When China and US join hands, the world benefits
Updated: 2015-09-28 08:05
Chinese President Xi Jinping (R) is welcomed by US President Barack Obama (L) at the South Lawn of the White House in Washington DC, the United States, Sept 25, 2015. Xi arrived in Washington, the second stop of his first state visit to the United States, on Thursday after a busy two-and-a-half-day stay in West Coast hub Seattle. [Photo/Xinhua]
It does not matter precisely how their ties are rhetorically framed - "new type of major-country relationship" or otherwise. China and the United States need a clear sense of direction as their relations approach a critical crossroad, and, as the latest talk about "frenemy-ship" indicates, could go either way.
So, it matters whether each side gets reassurance that it can count on the due respect of the other. It also matters whether President Xi Jinping's visit has been successful - to both Beijing and Washington, actually the world at large.
Judging from the lists of achievements Beijing and Washington have published, the visit was nothing but a success - a big one from Beijing's perspective.

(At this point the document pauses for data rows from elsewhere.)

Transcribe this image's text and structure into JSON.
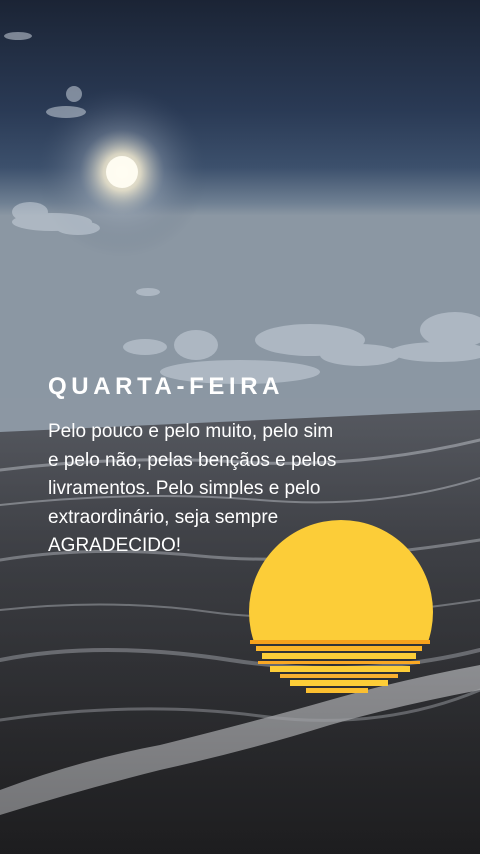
{
  "post": {
    "title": "QUARTA-FEIRA",
    "lines": [
      "Pelo pouco e pelo muito, pelo sim",
      "e pelo não, pelas bençãos e pelos",
      "livramentos. Pelo simples e pelo",
      "extraordinário, seja sempre",
      "AGRADECIDO!"
    ]
  },
  "colors": {
    "sun_yellow": "#fccd38",
    "sun_orange": "#f7a21c",
    "sky_dark": "#1b2638",
    "sea_gray": "#3a3a40",
    "text": "#ffffff"
  },
  "icons": [
    "sunset-icon"
  ]
}
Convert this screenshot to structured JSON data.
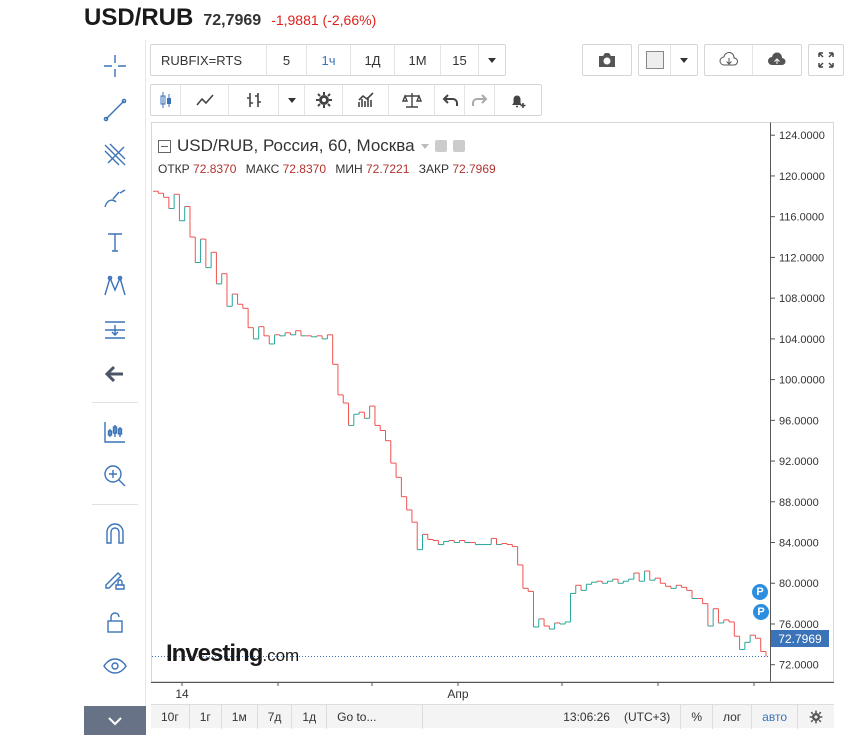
{
  "header": {
    "symbol": "USD/RUB",
    "price": "72,7969",
    "change": "-1,9881 (-2,66%)"
  },
  "toolbar": {
    "symbol_input": "RUBFIX=RTS",
    "intervals": [
      "5",
      "1ч",
      "1Д",
      "1М",
      "15"
    ],
    "active_interval": "1ч"
  },
  "legend": {
    "title": "USD/RUB, Россия, 60, Москва",
    "open_label": "ОТКР",
    "open": "72.8370",
    "high_label": "МАКС",
    "high": "72.8370",
    "low_label": "МИН",
    "low": "72.7221",
    "close_label": "ЗАКР",
    "close": "72.7969"
  },
  "logo": {
    "brand": "Investing",
    "suffix": ".com"
  },
  "last_price": "72.7969",
  "bottom": {
    "ranges": [
      "10г",
      "1г",
      "1м",
      "7д",
      "1д"
    ],
    "goto": "Go to...",
    "time": "13:06:26",
    "tz": "(UTC+3)",
    "percent": "%",
    "log": "лог",
    "auto": "авто"
  },
  "colors": {
    "up": "#26a69a",
    "down": "#ef5350",
    "accent": "#3b73b9",
    "change": "#e0201b"
  },
  "chart_data": {
    "type": "line",
    "xlabel": "",
    "ylabel": "",
    "x_ticks": [
      "14",
      "Апр"
    ],
    "y_ticks": [
      "72.0000",
      "76.0000",
      "80.0000",
      "84.0000",
      "88.0000",
      "92.0000",
      "96.0000",
      "100.0000",
      "104.0000",
      "108.0000",
      "112.0000",
      "116.0000",
      "120.0000",
      "124.0000"
    ],
    "ylim": [
      70.4,
      125.2
    ],
    "series": [
      {
        "values": [
          118.5,
          118.3,
          117.9,
          116.8,
          118.2,
          115.6,
          117.0,
          114.0,
          111.5,
          113.8,
          111.0,
          112.5,
          109.4,
          110.4,
          107.2,
          108.4,
          107.4,
          107.0,
          105.1,
          104.0,
          105.2,
          104.3,
          103.5,
          104.4,
          104.3,
          104.6,
          104.4,
          104.8,
          104.3,
          104.3,
          104.2,
          104.3,
          104.0,
          104.4,
          101.5,
          98.5,
          97.7,
          95.5,
          96.6,
          96.8,
          96.2,
          97.4,
          95.5,
          95.0,
          94.0,
          91.8,
          90.4,
          88.5,
          87.2,
          86.0,
          83.3,
          84.8,
          84.3,
          84.2,
          83.8,
          84.1,
          84.2,
          84.0,
          84.2,
          84.0,
          84.0,
          83.8,
          83.8,
          83.8,
          84.4,
          83.8,
          83.9,
          83.8,
          83.6,
          81.8,
          79.5,
          79.2,
          75.7,
          76.5,
          75.8,
          75.5,
          76.1,
          76.0,
          76.2,
          79.0,
          79.8,
          79.3,
          79.9,
          80.1,
          80.2,
          80.0,
          80.2,
          80.4,
          80.0,
          80.2,
          80.4,
          81.0,
          80.2,
          81.2,
          80.3,
          80.5,
          80.0,
          79.7,
          79.5,
          79.8,
          79.6,
          79.3,
          78.5,
          78.5,
          78.0,
          75.8,
          77.5,
          76.1,
          76.4,
          76.2,
          74.8,
          73.5,
          74.2,
          74.9,
          74.6,
          73.3,
          72.8
        ]
      }
    ]
  }
}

As some have observed, Chinese media have sounded more upbeat about the visit, and rightfully so, for it offered a badly needed dose of optimism for the worrisome state of bilateral ties.
That Beijing has published a much longer and detailed - 49-item - "achievements check-list" than Washington's "fact sheet" reveals a subtle difference in perspectives. While Washington dwells on hard facts, Beijing cherishes everything conducive to stabilizing ties.
That the agreement on promoting what it terms as "new type of major-country relationship" tops China's list while being absent on that of the US, too, offers food for thought. With some in the US preoccupied with what they see as imminent threats, from the South China Sea to cyberspace, Beijing wants strategic consensus as much as, if not more than, pragmatic cooperation.
Business deals, like the purchase of 300 Boeing jetliners, is "ballast" for Sino-US ties. But we need more than such "ballast" to deepen strategical mutual trust. Beijing's message in the lengthy list is clear: Everything conducive to building confidence is an achievement worth celebrating. Such enthusiasm deserves equally enthusiastic resonance from the other side of the Pacific.
Xi's visit was about mutual assurance, and served that purpose well. That is good for both countries.
Citing Chinese villagers' rescue of US pilots during World War II and the two countries' collaboration in the recent fight against Ebola in western Africa, US President Barack Obama told his Chinese guests that the two countries not only need to cooperate, but also can continue cooperating. That is very correct.
Once their remarks on "managing and controlling divergences in constructive manners" are honored in practice, the potential of Sino-US partnership would be limitless. So would be the subsequent benefits.
Sino-US agreements on matters of broader concerns, climate change and development cooperation in particular, added a global dimension to the visit.
When China and the US join hands, the world benefits.